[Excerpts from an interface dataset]
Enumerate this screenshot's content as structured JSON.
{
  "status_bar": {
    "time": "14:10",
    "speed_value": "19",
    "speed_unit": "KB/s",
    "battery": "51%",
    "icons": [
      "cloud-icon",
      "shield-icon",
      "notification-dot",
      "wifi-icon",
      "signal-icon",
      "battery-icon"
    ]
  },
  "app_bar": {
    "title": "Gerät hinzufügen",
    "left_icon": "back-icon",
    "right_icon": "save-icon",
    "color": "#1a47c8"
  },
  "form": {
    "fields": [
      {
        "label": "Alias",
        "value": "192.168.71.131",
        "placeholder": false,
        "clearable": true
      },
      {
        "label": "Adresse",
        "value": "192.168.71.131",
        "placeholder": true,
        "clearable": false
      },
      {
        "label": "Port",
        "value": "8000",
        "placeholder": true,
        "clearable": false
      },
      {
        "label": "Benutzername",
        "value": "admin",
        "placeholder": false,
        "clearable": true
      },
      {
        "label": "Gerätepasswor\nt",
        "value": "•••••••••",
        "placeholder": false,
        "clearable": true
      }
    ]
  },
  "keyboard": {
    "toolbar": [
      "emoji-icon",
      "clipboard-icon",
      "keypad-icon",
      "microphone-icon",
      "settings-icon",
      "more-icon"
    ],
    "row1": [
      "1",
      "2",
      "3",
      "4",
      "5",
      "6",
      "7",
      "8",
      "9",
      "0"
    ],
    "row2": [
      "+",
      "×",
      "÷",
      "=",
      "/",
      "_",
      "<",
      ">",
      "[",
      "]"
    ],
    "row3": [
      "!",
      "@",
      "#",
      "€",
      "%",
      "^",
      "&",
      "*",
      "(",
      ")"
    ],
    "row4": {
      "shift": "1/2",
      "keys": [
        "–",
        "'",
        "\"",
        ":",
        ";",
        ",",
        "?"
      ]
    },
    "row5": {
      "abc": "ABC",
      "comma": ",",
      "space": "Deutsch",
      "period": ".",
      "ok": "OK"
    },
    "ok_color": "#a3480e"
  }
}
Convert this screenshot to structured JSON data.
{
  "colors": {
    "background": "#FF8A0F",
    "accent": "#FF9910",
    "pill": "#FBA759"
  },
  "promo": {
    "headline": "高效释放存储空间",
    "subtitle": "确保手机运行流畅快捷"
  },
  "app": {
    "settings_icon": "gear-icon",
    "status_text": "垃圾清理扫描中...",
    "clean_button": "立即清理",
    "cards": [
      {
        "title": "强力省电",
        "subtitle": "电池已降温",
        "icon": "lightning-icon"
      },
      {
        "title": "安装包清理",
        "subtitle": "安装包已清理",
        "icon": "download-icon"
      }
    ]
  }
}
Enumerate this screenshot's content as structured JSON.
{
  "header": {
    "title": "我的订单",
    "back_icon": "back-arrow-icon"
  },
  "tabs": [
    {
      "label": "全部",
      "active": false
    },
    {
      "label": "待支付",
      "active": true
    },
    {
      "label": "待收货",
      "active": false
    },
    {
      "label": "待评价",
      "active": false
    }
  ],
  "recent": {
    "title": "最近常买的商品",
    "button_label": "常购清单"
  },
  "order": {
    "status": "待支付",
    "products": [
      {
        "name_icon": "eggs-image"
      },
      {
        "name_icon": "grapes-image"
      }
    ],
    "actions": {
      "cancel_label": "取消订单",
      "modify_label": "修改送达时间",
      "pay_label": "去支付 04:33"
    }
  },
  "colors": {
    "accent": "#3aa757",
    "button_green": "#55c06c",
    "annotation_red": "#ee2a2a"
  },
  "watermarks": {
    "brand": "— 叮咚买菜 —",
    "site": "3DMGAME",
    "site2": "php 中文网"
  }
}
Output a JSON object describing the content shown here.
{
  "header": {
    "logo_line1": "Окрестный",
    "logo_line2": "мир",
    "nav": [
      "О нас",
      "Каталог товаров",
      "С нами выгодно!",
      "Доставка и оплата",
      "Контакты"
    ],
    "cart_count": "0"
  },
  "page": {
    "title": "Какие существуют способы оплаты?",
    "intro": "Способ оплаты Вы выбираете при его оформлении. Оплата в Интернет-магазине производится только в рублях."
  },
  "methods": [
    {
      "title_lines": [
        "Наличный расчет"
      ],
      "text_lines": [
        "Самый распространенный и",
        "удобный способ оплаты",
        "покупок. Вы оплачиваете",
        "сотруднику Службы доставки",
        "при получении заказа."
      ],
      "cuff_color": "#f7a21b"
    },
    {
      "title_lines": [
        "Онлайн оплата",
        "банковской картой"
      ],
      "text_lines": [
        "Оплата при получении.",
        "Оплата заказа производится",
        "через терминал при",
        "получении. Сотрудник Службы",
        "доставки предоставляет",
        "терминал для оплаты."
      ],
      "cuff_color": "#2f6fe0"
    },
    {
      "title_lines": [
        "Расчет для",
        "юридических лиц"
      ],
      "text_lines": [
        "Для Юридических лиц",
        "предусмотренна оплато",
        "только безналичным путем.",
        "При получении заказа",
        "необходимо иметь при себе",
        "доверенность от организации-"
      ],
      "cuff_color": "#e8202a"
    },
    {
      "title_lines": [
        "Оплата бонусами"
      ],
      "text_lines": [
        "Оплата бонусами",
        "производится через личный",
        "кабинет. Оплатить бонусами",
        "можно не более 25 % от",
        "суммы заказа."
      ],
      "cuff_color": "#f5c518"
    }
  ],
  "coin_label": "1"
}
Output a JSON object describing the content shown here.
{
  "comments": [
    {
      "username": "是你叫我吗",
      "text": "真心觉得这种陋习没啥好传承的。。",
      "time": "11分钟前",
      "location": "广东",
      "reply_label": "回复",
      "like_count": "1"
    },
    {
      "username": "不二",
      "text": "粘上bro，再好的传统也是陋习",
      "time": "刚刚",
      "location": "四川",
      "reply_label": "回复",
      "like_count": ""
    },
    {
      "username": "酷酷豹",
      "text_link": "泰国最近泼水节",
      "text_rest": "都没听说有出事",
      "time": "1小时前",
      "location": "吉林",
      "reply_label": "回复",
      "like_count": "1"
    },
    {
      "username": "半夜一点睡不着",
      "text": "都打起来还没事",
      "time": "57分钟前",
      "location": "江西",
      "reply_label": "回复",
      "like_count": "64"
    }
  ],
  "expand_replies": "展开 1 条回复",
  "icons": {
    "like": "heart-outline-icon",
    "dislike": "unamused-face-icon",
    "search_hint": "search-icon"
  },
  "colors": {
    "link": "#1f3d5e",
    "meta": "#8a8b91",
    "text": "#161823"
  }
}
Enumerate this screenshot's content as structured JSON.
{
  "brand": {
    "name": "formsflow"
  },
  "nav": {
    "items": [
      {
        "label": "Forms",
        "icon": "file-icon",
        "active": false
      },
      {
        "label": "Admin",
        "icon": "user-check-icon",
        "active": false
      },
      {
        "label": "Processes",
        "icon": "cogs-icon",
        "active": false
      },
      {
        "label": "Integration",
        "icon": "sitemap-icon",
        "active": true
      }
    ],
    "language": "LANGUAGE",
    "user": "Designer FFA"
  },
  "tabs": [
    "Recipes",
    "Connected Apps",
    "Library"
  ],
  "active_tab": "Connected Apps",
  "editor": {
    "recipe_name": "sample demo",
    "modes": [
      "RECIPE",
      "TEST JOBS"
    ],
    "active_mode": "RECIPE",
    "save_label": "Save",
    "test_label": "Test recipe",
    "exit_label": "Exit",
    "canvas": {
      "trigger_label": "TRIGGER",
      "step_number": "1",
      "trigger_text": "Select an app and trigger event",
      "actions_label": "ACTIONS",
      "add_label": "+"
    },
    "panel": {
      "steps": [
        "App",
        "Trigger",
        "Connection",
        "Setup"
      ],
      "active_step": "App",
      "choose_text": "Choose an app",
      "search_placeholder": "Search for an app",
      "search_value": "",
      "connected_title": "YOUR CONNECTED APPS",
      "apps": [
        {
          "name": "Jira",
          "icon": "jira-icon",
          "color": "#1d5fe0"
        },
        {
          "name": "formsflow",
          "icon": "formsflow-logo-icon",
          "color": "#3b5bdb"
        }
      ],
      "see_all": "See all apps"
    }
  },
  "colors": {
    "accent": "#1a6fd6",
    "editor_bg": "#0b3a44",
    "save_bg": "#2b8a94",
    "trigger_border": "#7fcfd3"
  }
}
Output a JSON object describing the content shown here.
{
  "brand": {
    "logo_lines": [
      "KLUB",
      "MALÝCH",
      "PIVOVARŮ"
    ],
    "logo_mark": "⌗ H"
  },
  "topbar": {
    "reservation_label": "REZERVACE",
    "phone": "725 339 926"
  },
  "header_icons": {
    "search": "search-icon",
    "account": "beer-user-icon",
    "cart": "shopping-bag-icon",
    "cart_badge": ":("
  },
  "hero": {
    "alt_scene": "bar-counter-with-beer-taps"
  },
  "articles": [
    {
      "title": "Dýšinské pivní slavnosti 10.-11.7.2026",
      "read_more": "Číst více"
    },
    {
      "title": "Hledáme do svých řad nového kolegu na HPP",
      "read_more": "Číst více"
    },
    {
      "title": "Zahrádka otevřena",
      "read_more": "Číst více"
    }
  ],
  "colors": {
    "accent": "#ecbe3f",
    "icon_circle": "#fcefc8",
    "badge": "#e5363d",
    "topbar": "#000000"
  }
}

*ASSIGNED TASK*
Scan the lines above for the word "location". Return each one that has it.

*WORKED SOLUTION*
      "location": "广东",
      "location": "四川",
      "location": "吉林",
      "location": "江西",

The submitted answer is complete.